PROMPT:
Each record must be written out again exactly. Skip any picture it contains.

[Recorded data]
★ ★ ★ ★

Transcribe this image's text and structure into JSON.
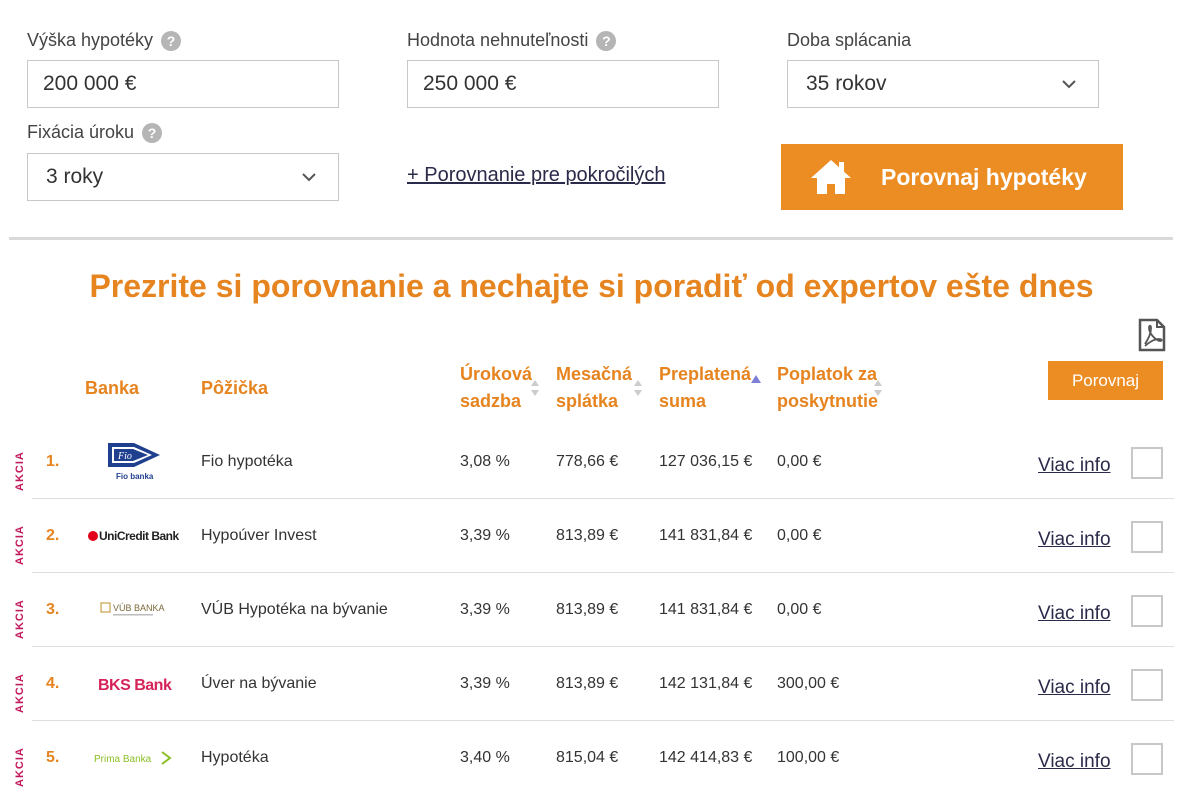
{
  "form": {
    "loan_amount_label": "Výška hypotéky",
    "loan_amount_value": "200 000 €",
    "property_value_label": "Hodnota nehnuteľnosti",
    "property_value_value": "250 000 €",
    "term_label": "Doba splácania",
    "term_value": "35 rokov",
    "fixation_label": "Fixácia úroku",
    "fixation_value": "3 roky",
    "help_symbol": "?",
    "advanced_link": "+ Porovnanie pre pokročilých",
    "compare_button": "Porovnaj hypotéky"
  },
  "headline": "Prezrite si porovnanie a nechajte si poradiť od expertov ešte dnes",
  "table": {
    "headers": {
      "bank": "Banka",
      "loan": "Pôžička",
      "rate_line1": "Úroková",
      "rate_line2": "sadzba",
      "monthly_line1": "Mesačná",
      "monthly_line2": "splátka",
      "overpaid_line1": "Preplatená",
      "overpaid_line2": "suma",
      "fee_line1": "Poplatok za",
      "fee_line2": "poskytnutie"
    },
    "compare_button": "Porovnaj",
    "badge": "AKCIA",
    "more_info": "Viac info",
    "rows": [
      {
        "rank": "1.",
        "bank": "Fio banka",
        "loan": "Fio hypotéka",
        "rate": "3,08 %",
        "monthly": "778,66 €",
        "overpaid": "127 036,15 €",
        "fee": "0,00 €"
      },
      {
        "rank": "2.",
        "bank": "UniCredit Bank",
        "loan": "Hypoúver Invest",
        "rate": "3,39 %",
        "monthly": "813,89 €",
        "overpaid": "141 831,84 €",
        "fee": "0,00 €"
      },
      {
        "rank": "3.",
        "bank": "VÚB BANKA",
        "loan": "VÚB Hypotéka na bývanie",
        "rate": "3,39 %",
        "monthly": "813,89 €",
        "overpaid": "141 831,84 €",
        "fee": "0,00 €"
      },
      {
        "rank": "4.",
        "bank": "BKS Bank",
        "loan": "Úver na bývanie",
        "rate": "3,39 %",
        "monthly": "813,89 €",
        "overpaid": "142 131,84 €",
        "fee": "300,00 €"
      },
      {
        "rank": "5.",
        "bank": "Prima Banka",
        "loan": "Hypotéka",
        "rate": "3,40 %",
        "monthly": "815,04 €",
        "overpaid": "142 414,83 €",
        "fee": "100,00 €"
      }
    ]
  },
  "colors": {
    "accent": "#ec8d24",
    "heading": "#e68420",
    "badge": "#c2185b"
  }
}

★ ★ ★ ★

RESPONSE TO THE EXERCISE:
Transcribe this image's text and structure into JSON.
{
  "form": {
    "loan_amount_label": "Výška hypotéky",
    "loan_amount_value": "200 000 €",
    "property_value_label": "Hodnota nehnuteľnosti",
    "property_value_value": "250 000 €",
    "term_label": "Doba splácania",
    "term_value": "35 rokov",
    "fixation_label": "Fixácia úroku",
    "fixation_value": "3 roky",
    "help_symbol": "?",
    "advanced_link": "+ Porovnanie pre pokročilých",
    "compare_button": "Porovnaj hypotéky"
  },
  "headline": "Prezrite si porovnanie a nechajte si poradiť od expertov ešte dnes",
  "table": {
    "headers": {
      "bank": "Banka",
      "loan": "Pôžička",
      "rate_line1": "Úroková",
      "rate_line2": "sadzba",
      "monthly_line1": "Mesačná",
      "monthly_line2": "splátka",
      "overpaid_line1": "Preplatená",
      "overpaid_line2": "suma",
      "fee_line1": "Poplatok za",
      "fee_line2": "poskytnutie"
    },
    "compare_button": "Porovnaj",
    "badge": "AKCIA",
    "more_info": "Viac info",
    "rows": [
      {
        "rank": "1.",
        "bank": "Fio banka",
        "loan": "Fio hypotéka",
        "rate": "3,08 %",
        "monthly": "778,66 €",
        "overpaid": "127 036,15 €",
        "fee": "0,00 €"
      },
      {
        "rank": "2.",
        "bank": "UniCredit Bank",
        "loan": "Hypoúver Invest",
        "rate": "3,39 %",
        "monthly": "813,89 €",
        "overpaid": "141 831,84 €",
        "fee": "0,00 €"
      },
      {
        "rank": "3.",
        "bank": "VÚB BANKA",
        "loan": "VÚB Hypotéka na bývanie",
        "rate": "3,39 %",
        "monthly": "813,89 €",
        "overpaid": "141 831,84 €",
        "fee": "0,00 €"
      },
      {
        "rank": "4.",
        "bank": "BKS Bank",
        "loan": "Úver na bývanie",
        "rate": "3,39 %",
        "monthly": "813,89 €",
        "overpaid": "142 131,84 €",
        "fee": "300,00 €"
      },
      {
        "rank": "5.",
        "bank": "Prima Banka",
        "loan": "Hypotéka",
        "rate": "3,40 %",
        "monthly": "815,04 €",
        "overpaid": "142 414,83 €",
        "fee": "100,00 €"
      }
    ]
  },
  "colors": {
    "accent": "#ec8d24",
    "heading": "#e68420",
    "badge": "#c2185b"
  }
}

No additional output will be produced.